When I visited Peñiscola recently, I was eager to visit one of the seaside town’s biggest curiosities – La Casa de las Conchas, or the ‘House of Shells.’
Going to see this peculiar little house is often cited as one of the main things to do in Peñiscola, and while most tourists simply stop, take a photograph and move on, I was curious to know more about the story behind La Casa de las Conchas Peñiscola.
However, when I started to research it, I was surprised at how little information is available online – most travel blogs just give it the briefest of mentions and continue on, despite the fact that actually, Peñiscola’s House of Shells tells a story of love, the emergence of tourism, and one family’s dedication to their dream.
La Casa de las Conchas Peñiscola | A Love Letter to the Sea
La Casa de las Conchas Peñiscola
Just inside the walls of Peñiscola’s medieval old town, perched 64m high and surrounded by the Mediterranean Sea sits an unusual building.
Unlike every other building in the town, painted white with blue shutters like a Grecian dream, this one is decorated from top to bottom with sea shells, giving it a magical appearance.
Indeed, my first thought when I saw it was wow, this looks like a mermaid’s house!
With its turquoise doors, arabesque windows and beautiful flowers and plants potted in pots covered in shells, La Casa de las Conchas is one of the most unusual houses I’ve seen, not to mention an Instagram influencer’s dream.
But what is the reason behind this unique façade? Is the house a museum? Does somebody live there? Why is it the only house in Peñiscola to be decorated this way?
The Story Behind La Casa de las Conchas Peñiscola
It all started back in the 50s when, due to an economic downturn, a married couple, Timoteo and Justa realised that they would have to look for different jobs in order to support themselves and their family of three children, Agustín, Gloria, and Joaquín.
Seeing that tourists were just beginning to discover Peñiscola, Justa took it upon herself to learn the history of every corner of this little town, educating tourists about it in exchange for tips, making her the first ever tour guide that Peñiscola had seen.
Slowly but surely, a steady income began to trickle in, and so Timoteo and Justa bought a plot of land and decided to build a three-storey house to live in.
Due to their love for Peñiscola and the sea, they decided to decorate the entire façade of the house with shells native to Peñiscola, acquiring the shells by giving the local sailors tobacco in exchange for the best shells that they could find!

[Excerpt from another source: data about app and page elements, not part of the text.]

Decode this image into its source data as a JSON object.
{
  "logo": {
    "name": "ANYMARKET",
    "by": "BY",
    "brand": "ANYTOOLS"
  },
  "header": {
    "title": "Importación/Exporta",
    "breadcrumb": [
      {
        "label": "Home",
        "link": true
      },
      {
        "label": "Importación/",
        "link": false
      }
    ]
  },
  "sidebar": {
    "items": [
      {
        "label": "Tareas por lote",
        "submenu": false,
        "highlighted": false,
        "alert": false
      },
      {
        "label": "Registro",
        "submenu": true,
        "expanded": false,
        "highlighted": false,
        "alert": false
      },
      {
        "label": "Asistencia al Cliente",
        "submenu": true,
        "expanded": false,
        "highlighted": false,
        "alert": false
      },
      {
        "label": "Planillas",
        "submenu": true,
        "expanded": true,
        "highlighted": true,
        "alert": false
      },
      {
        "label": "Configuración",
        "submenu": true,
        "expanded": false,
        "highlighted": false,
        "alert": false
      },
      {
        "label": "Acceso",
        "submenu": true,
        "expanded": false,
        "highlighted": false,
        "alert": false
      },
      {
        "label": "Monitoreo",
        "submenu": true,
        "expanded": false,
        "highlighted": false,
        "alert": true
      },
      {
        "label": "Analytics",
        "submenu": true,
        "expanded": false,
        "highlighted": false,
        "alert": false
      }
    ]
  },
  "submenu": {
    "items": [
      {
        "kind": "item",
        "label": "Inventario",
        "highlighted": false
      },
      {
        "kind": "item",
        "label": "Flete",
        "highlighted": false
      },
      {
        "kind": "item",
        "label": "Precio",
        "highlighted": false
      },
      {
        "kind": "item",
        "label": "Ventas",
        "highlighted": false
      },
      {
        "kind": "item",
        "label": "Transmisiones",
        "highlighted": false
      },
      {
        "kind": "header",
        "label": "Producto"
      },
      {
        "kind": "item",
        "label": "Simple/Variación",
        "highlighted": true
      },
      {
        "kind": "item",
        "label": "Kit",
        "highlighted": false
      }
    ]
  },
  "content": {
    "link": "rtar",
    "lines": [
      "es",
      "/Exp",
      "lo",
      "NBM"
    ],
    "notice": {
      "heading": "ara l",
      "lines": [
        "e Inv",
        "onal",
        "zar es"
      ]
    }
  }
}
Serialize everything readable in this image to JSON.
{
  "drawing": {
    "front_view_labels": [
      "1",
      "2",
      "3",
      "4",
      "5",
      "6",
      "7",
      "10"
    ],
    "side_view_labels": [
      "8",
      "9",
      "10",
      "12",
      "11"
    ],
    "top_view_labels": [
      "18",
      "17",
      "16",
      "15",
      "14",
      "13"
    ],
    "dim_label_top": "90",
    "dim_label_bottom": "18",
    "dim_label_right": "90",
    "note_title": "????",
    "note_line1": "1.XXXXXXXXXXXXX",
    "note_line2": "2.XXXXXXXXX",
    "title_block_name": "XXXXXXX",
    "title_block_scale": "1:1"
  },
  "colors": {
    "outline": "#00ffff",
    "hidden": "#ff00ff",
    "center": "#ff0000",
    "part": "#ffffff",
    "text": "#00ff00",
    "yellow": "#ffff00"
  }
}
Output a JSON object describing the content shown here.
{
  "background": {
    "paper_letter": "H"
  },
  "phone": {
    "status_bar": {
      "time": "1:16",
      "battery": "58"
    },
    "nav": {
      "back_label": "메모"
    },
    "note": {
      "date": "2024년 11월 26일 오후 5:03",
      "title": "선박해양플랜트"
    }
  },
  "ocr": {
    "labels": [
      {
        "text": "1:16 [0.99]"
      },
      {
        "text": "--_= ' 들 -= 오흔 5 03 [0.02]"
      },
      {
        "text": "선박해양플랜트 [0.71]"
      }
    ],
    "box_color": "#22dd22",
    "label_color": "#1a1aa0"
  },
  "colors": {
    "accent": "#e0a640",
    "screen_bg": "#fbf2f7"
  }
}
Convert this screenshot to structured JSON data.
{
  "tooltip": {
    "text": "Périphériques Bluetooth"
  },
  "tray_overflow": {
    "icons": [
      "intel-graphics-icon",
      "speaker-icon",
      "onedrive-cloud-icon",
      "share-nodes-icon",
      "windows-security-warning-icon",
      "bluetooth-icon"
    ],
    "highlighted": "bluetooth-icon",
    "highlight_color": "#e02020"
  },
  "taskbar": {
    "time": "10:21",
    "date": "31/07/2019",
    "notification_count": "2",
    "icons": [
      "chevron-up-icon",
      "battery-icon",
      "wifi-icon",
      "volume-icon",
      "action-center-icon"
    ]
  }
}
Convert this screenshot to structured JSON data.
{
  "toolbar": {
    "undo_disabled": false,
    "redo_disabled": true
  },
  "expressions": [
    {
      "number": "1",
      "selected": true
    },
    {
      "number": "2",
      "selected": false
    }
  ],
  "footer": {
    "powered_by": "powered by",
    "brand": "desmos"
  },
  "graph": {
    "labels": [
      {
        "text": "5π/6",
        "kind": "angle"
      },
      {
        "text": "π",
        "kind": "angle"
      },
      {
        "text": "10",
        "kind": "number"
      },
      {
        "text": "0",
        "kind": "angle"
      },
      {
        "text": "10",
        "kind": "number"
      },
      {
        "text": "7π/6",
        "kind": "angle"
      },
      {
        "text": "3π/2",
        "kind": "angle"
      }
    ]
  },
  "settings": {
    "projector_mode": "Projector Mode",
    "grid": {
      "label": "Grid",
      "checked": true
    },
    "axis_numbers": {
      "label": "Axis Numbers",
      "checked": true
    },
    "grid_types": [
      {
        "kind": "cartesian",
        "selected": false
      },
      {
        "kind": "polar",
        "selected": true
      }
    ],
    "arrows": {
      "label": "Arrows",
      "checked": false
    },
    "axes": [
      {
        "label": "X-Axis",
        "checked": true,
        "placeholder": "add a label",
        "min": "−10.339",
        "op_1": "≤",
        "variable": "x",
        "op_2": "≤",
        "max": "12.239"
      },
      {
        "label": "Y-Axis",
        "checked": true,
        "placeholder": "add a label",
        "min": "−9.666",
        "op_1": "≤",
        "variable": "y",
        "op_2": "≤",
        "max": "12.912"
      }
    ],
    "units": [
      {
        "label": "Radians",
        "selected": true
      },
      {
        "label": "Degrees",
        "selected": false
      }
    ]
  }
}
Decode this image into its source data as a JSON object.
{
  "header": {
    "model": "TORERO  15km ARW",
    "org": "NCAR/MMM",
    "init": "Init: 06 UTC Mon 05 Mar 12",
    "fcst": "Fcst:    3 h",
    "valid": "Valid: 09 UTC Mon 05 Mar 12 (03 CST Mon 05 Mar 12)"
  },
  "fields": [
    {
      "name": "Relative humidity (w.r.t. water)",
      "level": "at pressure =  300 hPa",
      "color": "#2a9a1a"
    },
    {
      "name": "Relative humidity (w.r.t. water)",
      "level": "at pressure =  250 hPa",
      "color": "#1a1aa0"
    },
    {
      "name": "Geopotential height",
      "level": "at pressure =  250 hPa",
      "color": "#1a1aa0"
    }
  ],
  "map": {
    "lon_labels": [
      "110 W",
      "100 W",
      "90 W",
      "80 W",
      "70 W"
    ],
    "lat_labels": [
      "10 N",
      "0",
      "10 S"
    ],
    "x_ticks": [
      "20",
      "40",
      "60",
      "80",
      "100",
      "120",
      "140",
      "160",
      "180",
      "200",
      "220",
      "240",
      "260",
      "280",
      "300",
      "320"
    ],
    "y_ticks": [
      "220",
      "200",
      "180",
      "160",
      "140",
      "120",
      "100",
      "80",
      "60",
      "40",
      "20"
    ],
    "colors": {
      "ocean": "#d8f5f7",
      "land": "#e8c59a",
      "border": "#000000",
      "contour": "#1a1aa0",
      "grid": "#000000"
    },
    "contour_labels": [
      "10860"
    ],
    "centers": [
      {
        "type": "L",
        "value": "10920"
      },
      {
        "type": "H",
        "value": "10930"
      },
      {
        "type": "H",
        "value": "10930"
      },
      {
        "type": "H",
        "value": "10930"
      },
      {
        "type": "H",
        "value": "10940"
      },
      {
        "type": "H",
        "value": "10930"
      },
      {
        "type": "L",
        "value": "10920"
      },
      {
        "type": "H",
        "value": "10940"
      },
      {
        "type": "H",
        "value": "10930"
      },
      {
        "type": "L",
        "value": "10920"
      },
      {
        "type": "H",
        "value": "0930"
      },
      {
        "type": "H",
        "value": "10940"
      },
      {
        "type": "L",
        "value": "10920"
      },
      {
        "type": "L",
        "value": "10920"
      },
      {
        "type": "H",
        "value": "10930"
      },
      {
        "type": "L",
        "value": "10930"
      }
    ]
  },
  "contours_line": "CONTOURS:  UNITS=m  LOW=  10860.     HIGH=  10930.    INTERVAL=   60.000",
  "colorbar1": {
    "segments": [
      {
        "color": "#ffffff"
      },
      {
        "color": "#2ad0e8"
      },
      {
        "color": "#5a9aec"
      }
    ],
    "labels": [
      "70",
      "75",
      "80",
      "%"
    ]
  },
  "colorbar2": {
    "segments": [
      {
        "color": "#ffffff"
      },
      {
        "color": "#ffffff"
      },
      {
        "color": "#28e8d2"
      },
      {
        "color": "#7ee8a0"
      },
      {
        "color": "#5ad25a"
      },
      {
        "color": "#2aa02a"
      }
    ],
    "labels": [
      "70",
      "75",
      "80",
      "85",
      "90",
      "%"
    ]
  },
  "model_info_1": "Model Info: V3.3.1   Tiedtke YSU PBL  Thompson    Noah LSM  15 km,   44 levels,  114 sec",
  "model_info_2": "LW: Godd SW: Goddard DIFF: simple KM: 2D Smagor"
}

They also paid homage to Papa Luna or Pope Benedict XIII, who lived in Peñiscola castle in the 1400s, by featuring a coat of arms in his honour, as well as stunning blue arabesque windows.
And so, by 1961, La Casa de las Conchas was born.
As soon as La Casa de las Conchas was finished, Justa cemented her reputation as the only tour guide in Peñiscola by opening Peñiscola’s first ever souvenir shop, right in front of the house.
La Casa de las Conchas Peñiscola | Final Thoughts
While most tourists visit La Casa de las Conchas just to take a selfie in front of its elegant façade, the house becomes all the more special when you take into account that, thanks to the love and determination of one woman, the sleepy fishing village of Peñiscola was well and truly put on the map, and now, 60 years later, La Casa de las Conchas is still one of the main attractions in Peñiscola.
So, if you find yourself visiting Peñiscola, don’t skip La Casa de las Conchas!
If you liked this article and would like to support my work, please click the button above to donate a couple of bucks and buy me a coffee. The ad revenue that I receive on this website is minimal, so support from my readers enables me to keep creating content that you (hopefully!) love to read.